As many of you reading this know, I have been away on maternity leave for the past month. In honor of my return to the office, I am taking a moment to share a bit of my story. Of course I could write for days about Parker, my now one month old baby boy, but I will refrain from doing too much of that and focus on the bit that relates to Acupressure. But first, I will shamelessly share a photo... or perhaps two.
And with those out of the way, I can continue!
I went into labor hoping to avoid as much medical intervention as possible. Being an acupuncturist, it’s no surprise that I believe in the power of the body’s innate ability to heal and care for itself. This being said, I chose to deliver at a hospital where I could have access to any help that became potentially necessary. I have no regrets for this choice, and am beyond grateful for the nursing staff that helped me through the birthing process. But this post is about the incredible influence acupressure had on my experience. Acupressure is similar to acupuncture, but instead of using needles to access points on the body, firm pressure is applied.
The star of this story is LI4. Many of you know this point. If you’ve been to acupuncture it may have been used for pain or “stagnation” somewhere in your body. If you have headaches or menstrual pain there is a very good chance your practitioner included this point in your treatment plan. It stands for Large Intestine 4 and is located in the soft tissue between your thumb and pointer finger. Go ahead, pinch around in that area. Tender? It usually is.
Going into labor, I admit that I didn’t have much of a structured plan for how I would get through whatever mystery was lying ahead (this was my first pregnancy). I did however have a handful of acupuncture points for pain relief that I wanted my husband to know about. Being a good sport, he packed away my 20 page print out on “Natural pain relief techniques for childbirth using Acupressure” by Debra Betts and promised to read through it when we got to the hospital. As all procrastinators can relate to, the print out remained nicely folded in his hospital go-bag without ever making an appearance. But it didn’t matter - there was really only one point that seemed to be necessary in the heat of the moment.
I had a relatively short active labor, but had it not been for my husband pinching this point with all his might, I’m not sure I would have made it through without begging for an epidural. You see, I was part of the mere 10% or so of people who choose not to have an epidural in the hospital setting. Because of this point, I was able to achieve my goal. Nurses told me later that the epidural anesthesiologist rolled her eyes when she heard I was a first time mom hoping not to use pain medication. She said she’d give me about an hour before I was changing my mind. Again, if not for LI 4, she would have been right!
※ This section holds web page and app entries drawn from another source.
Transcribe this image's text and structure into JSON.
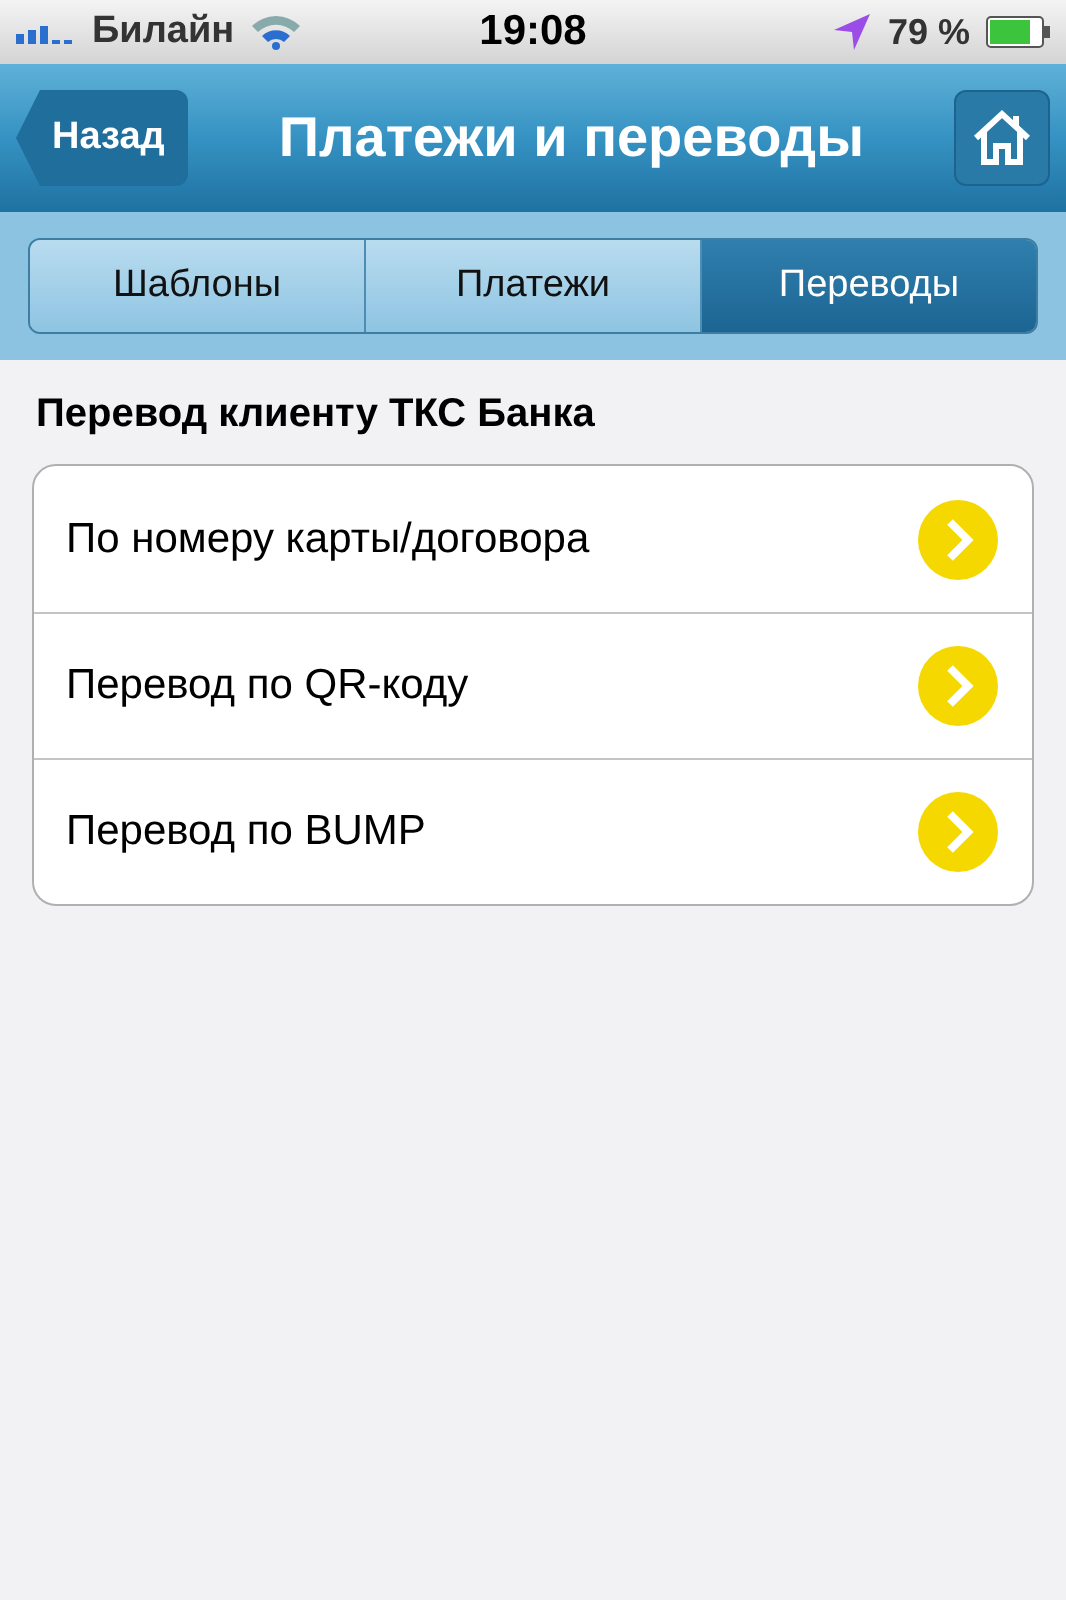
{
  "status_bar": {
    "carrier": "Билайн",
    "time": "19:08",
    "battery": "79 %"
  },
  "nav_bar": {
    "back": "Назад",
    "title": "Платежи и переводы"
  },
  "tabs": [
    {
      "label": "Шаблоны",
      "selected": false
    },
    {
      "label": "Платежи",
      "selected": false
    },
    {
      "label": "Переводы",
      "selected": true
    }
  ],
  "section": {
    "title": "Перевод клиенту ТКС Банка",
    "items": [
      {
        "label": "По номеру карты/договора"
      },
      {
        "label": "Перевод по QR-коду"
      },
      {
        "label": "Перевод по BUMP"
      }
    ]
  }
}
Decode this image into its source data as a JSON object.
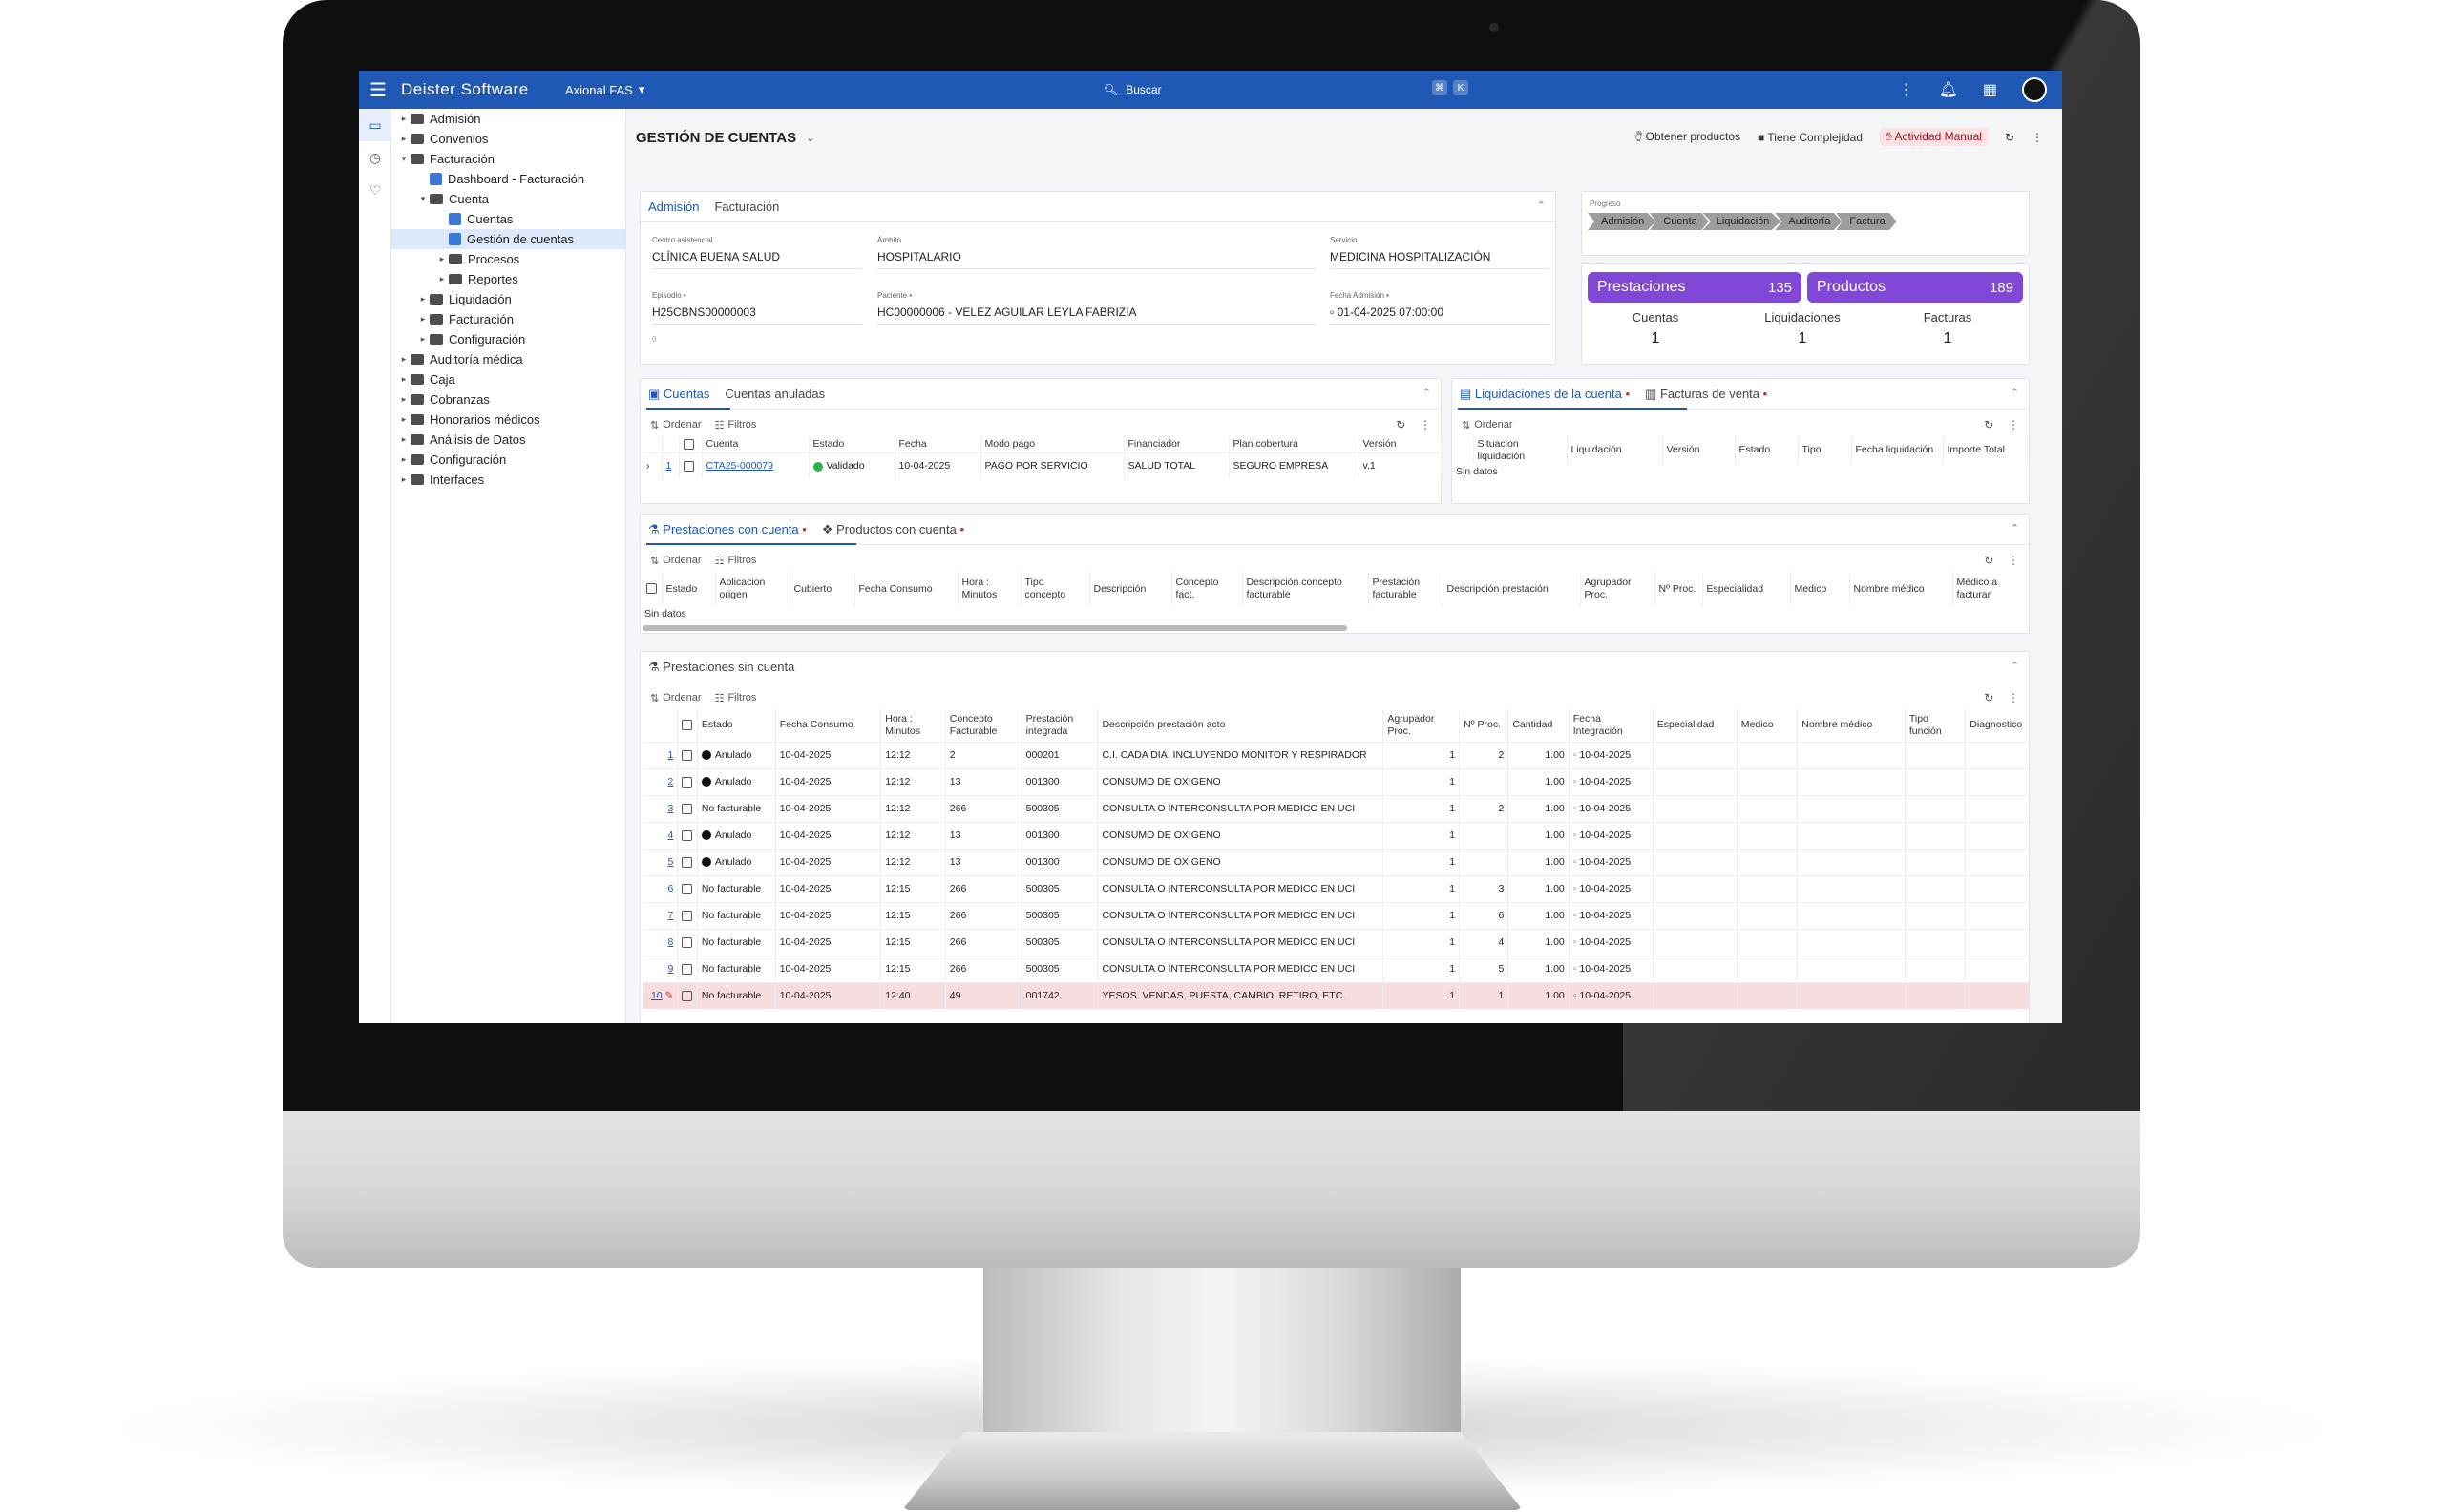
{
  "topbar": {
    "brand": "Deister Software",
    "app": "Axional FAS",
    "search_placeholder": "Buscar",
    "kbd": [
      "⌘",
      "K"
    ]
  },
  "tree": [
    {
      "label": "Admisión",
      "level": 0,
      "type": "folder",
      "caret": "▸"
    },
    {
      "label": "Convenios",
      "level": 0,
      "type": "folder",
      "caret": "▸"
    },
    {
      "label": "Facturación",
      "level": 0,
      "type": "folder",
      "caret": "▾"
    },
    {
      "label": "Dashboard - Facturación",
      "level": 1,
      "type": "doc",
      "caret": ""
    },
    {
      "label": "Cuenta",
      "level": 1,
      "type": "folder",
      "caret": "▾"
    },
    {
      "label": "Cuentas",
      "level": 2,
      "type": "doc",
      "caret": ""
    },
    {
      "label": "Gestión de cuentas",
      "level": 2,
      "type": "doc",
      "caret": "",
      "selected": true
    },
    {
      "label": "Procesos",
      "level": 2,
      "type": "folder",
      "caret": "▸"
    },
    {
      "label": "Reportes",
      "level": 2,
      "type": "folder",
      "caret": "▸"
    },
    {
      "label": "Liquidación",
      "level": 1,
      "type": "folder",
      "caret": "▸"
    },
    {
      "label": "Facturación",
      "level": 1,
      "type": "folder",
      "caret": "▸"
    },
    {
      "label": "Configuración",
      "level": 1,
      "type": "folder",
      "caret": "▸"
    },
    {
      "label": "Auditoría médica",
      "level": 0,
      "type": "folder",
      "caret": "▸"
    },
    {
      "label": "Caja",
      "level": 0,
      "type": "folder",
      "caret": "▸"
    },
    {
      "label": "Cobranzas",
      "level": 0,
      "type": "folder",
      "caret": "▸"
    },
    {
      "label": "Honorarios médicos",
      "level": 0,
      "type": "folder",
      "caret": "▸"
    },
    {
      "label": "Análisis de Datos",
      "level": 0,
      "type": "folder",
      "caret": "▸"
    },
    {
      "label": "Configuración",
      "level": 0,
      "type": "folder",
      "caret": "▸"
    },
    {
      "label": "Interfaces",
      "level": 0,
      "type": "folder",
      "caret": "▸"
    }
  ],
  "page": {
    "title": "GESTIÓN DE CUENTAS",
    "actions": [
      "Obtener productos",
      "Tiene Complejidad",
      "Actividad Manual"
    ]
  },
  "admision": {
    "tabs": [
      "Admisión",
      "Facturación"
    ],
    "centro_label": "Centro asistencial",
    "centro": "CLÍNICA BUENA SALUD",
    "ambito_label": "Ámbito",
    "ambito": "HOSPITALARIO",
    "servicio_label": "Servicio",
    "servicio": "MEDICINA HOSPITALIZACIÓN",
    "episodio_label": "Episodio",
    "episodio": "H25CBNS00000003",
    "paciente_label": "Paciente",
    "paciente": "HC00000006 - VELEZ AGUILAR LEYLA FABRIZIA",
    "fecha_label": "Fecha Admisión",
    "fecha": "01-04-2025 07:00:00",
    "extra": "0"
  },
  "progreso": {
    "label": "Progreso",
    "steps": [
      "Admisión",
      "Cuenta",
      "Liquidación",
      "Auditoría",
      "Factura"
    ]
  },
  "kpis": {
    "prestaciones_label": "Prestaciones",
    "prestaciones": "135",
    "productos_label": "Productos",
    "productos": "189",
    "cuentas_label": "Cuentas",
    "cuentas": "1",
    "liquidaciones_label": "Liquidaciones",
    "liquidaciones": "1",
    "facturas_label": "Facturas",
    "facturas": "1"
  },
  "toolbar": {
    "ordenar": "Ordenar",
    "filtros": "Filtros"
  },
  "cuentas": {
    "tabs": [
      "Cuentas",
      "Cuentas anuladas"
    ],
    "headers": [
      "Cuenta",
      "Estado",
      "Fecha",
      "Modo pago",
      "Financiador",
      "Plan cobertura",
      "Versión"
    ],
    "rows": [
      {
        "n": "1",
        "cuenta": "CTA25-000079",
        "estado": "Validado",
        "fecha": "10-04-2025",
        "modo": "PAGO POR SERVICIO",
        "financiador": "SALUD TOTAL",
        "plan": "SEGURO EMPRESA",
        "version": "v.1"
      }
    ]
  },
  "liquidaciones": {
    "tabs": [
      "Liquidaciones de la cuenta",
      "Facturas de venta"
    ],
    "headers": [
      "Situacion liquidación",
      "Liquidación",
      "Versión",
      "Estado",
      "Tipo",
      "Fecha liquidación",
      "Importe Total"
    ],
    "empty": "Sin datos"
  },
  "prest_con": {
    "tabs": [
      "Prestaciones con cuenta",
      "Productos con cuenta"
    ],
    "headers": [
      "Estado",
      "Aplicacion origen",
      "Cubierto",
      "Fecha Consumo",
      "Hora : Minutos",
      "Tipo concepto",
      "Descripción",
      "Concepto fact.",
      "Descripción concepto facturable",
      "Prestación facturable",
      "Descripción prestación",
      "Agrupador Proc.",
      "Nº Proc.",
      "Especialidad",
      "Medico",
      "Nombre médico",
      "Médico a facturar"
    ],
    "empty": "Sin datos"
  },
  "prest_sin": {
    "title": "Prestaciones sin cuenta",
    "headers": [
      "Estado",
      "Fecha Consumo",
      "Hora : Minutos",
      "Concepto Facturable",
      "Prestación integrada",
      "Descripción prestación acto",
      "Agrupador Proc.",
      "Nº Proc.",
      "Cantidad",
      "Fecha Integración",
      "Especialidad",
      "Medico",
      "Nombre médico",
      "Tipo función",
      "Diagnostico"
    ],
    "rows": [
      {
        "n": "1",
        "estado": "Anulado",
        "dot": true,
        "fecha": "10-04-2025",
        "hora": "12:12",
        "concepto": "2",
        "prest": "000201",
        "desc": "C.I. CADA DIA, INCLUYENDO MONITOR Y RESPIRADOR",
        "agr": "1",
        "proc": "2",
        "cant": "1.00",
        "fint": "10-04-2025"
      },
      {
        "n": "2",
        "estado": "Anulado",
        "dot": true,
        "fecha": "10-04-2025",
        "hora": "12:12",
        "concepto": "13",
        "prest": "001300",
        "desc": "CONSUMO DE OXIGENO",
        "agr": "1",
        "proc": "",
        "cant": "1.00",
        "fint": "10-04-2025"
      },
      {
        "n": "3",
        "estado": "No facturable",
        "dot": false,
        "fecha": "10-04-2025",
        "hora": "12:12",
        "concepto": "266",
        "prest": "500305",
        "desc": "CONSULTA O INTERCONSULTA POR MEDICO EN UCI",
        "agr": "1",
        "proc": "2",
        "cant": "1.00",
        "fint": "10-04-2025"
      },
      {
        "n": "4",
        "estado": "Anulado",
        "dot": true,
        "fecha": "10-04-2025",
        "hora": "12:12",
        "concepto": "13",
        "prest": "001300",
        "desc": "CONSUMO DE OXIGENO",
        "agr": "1",
        "proc": "",
        "cant": "1.00",
        "fint": "10-04-2025"
      },
      {
        "n": "5",
        "estado": "Anulado",
        "dot": true,
        "fecha": "10-04-2025",
        "hora": "12:12",
        "concepto": "13",
        "prest": "001300",
        "desc": "CONSUMO DE OXIGENO",
        "agr": "1",
        "proc": "",
        "cant": "1.00",
        "fint": "10-04-2025"
      },
      {
        "n": "6",
        "estado": "No facturable",
        "dot": false,
        "fecha": "10-04-2025",
        "hora": "12:15",
        "concepto": "266",
        "prest": "500305",
        "desc": "CONSULTA O INTERCONSULTA POR MEDICO EN UCI",
        "agr": "1",
        "proc": "3",
        "cant": "1.00",
        "fint": "10-04-2025"
      },
      {
        "n": "7",
        "estado": "No facturable",
        "dot": false,
        "fecha": "10-04-2025",
        "hora": "12:15",
        "concepto": "266",
        "prest": "500305",
        "desc": "CONSULTA O INTERCONSULTA POR MEDICO EN UCI",
        "agr": "1",
        "proc": "6",
        "cant": "1.00",
        "fint": "10-04-2025"
      },
      {
        "n": "8",
        "estado": "No facturable",
        "dot": false,
        "fecha": "10-04-2025",
        "hora": "12:15",
        "concepto": "266",
        "prest": "500305",
        "desc": "CONSULTA O INTERCONSULTA POR MEDICO EN UCI",
        "agr": "1",
        "proc": "4",
        "cant": "1.00",
        "fint": "10-04-2025"
      },
      {
        "n": "9",
        "estado": "No facturable",
        "dot": false,
        "fecha": "10-04-2025",
        "hora": "12:15",
        "concepto": "266",
        "prest": "500305",
        "desc": "CONSULTA O INTERCONSULTA POR MEDICO EN UCI",
        "agr": "1",
        "proc": "5",
        "cant": "1.00",
        "fint": "10-04-2025"
      },
      {
        "n": "10",
        "estado": "No facturable",
        "dot": false,
        "fecha": "10-04-2025",
        "hora": "12:40",
        "concepto": "49",
        "prest": "001742",
        "desc": "YESOS. VENDAS, PUESTA, CAMBIO, RETIRO, ETC.",
        "agr": "1",
        "proc": "1",
        "cant": "1.00",
        "fint": "10-04-2025",
        "highlight": true
      }
    ]
  },
  "colors": {
    "brand": "#1f58b5",
    "kpi": "#8148d8",
    "highlight_row": "#f7dde0"
  }
}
A skeptic would argue that pinching anywhere on the body could take the mind away from the pain of the contraction and therefore be helpful. Maybe... but after my experience I’d beg to differ. And for any of you that have experienced childbirth, it’s incredibly hard to imagine that a simple “pinch” could reduce the pain of pushing an 8 lb human through the birth canal. But alas, I’m here to tell you that it did. The few contractions I had to endure without a pincher grasp on LI 4, were a near 50% more intense than the ones where my husband was obediently gripping the point like his life depended on it. Research presented by Michael Corradino, a doctor of acupuncture and oriental medicine as well as the founder of Neuropuncture LLC, suggests that this point reduces pain by stimulating the hypothalamus to release beta endorphins (poly-opioid peptides that regulate the perception of pain) to block pain signals.
According to the nursing staff, loosely 80-90% of hospital deliveries in Missoula are done with an epidural. I wonder how that percentage would change with the regular use of LI 4. Granted, I respect that many women don’t have the same arguably insane drive to forgo pain medication... but there are certainly a handful that arrive at the hospital with the hope of experiencing childbirth sans pain medication and end up electing to have the epidural.
If you fall into the small percentage that want to utilize every resource before opting for the epidural, don’t overlook the usefulness of acupressure. And perhaps, have your partner become familiar with the points (there are more than just LI 4) before you are huffing and puffing through contractions! And lastly, I will leave you with the reminder that no matter how your labor and deliver goes there is no right or wrong way to bring a baby into the world. Once they’re in you arms, the rest is history.
Andrea is a licensed Acupuncturist, Massage Therapist and Chinese Herbalist living and practicing in the beautiful city of Missoula, Montana.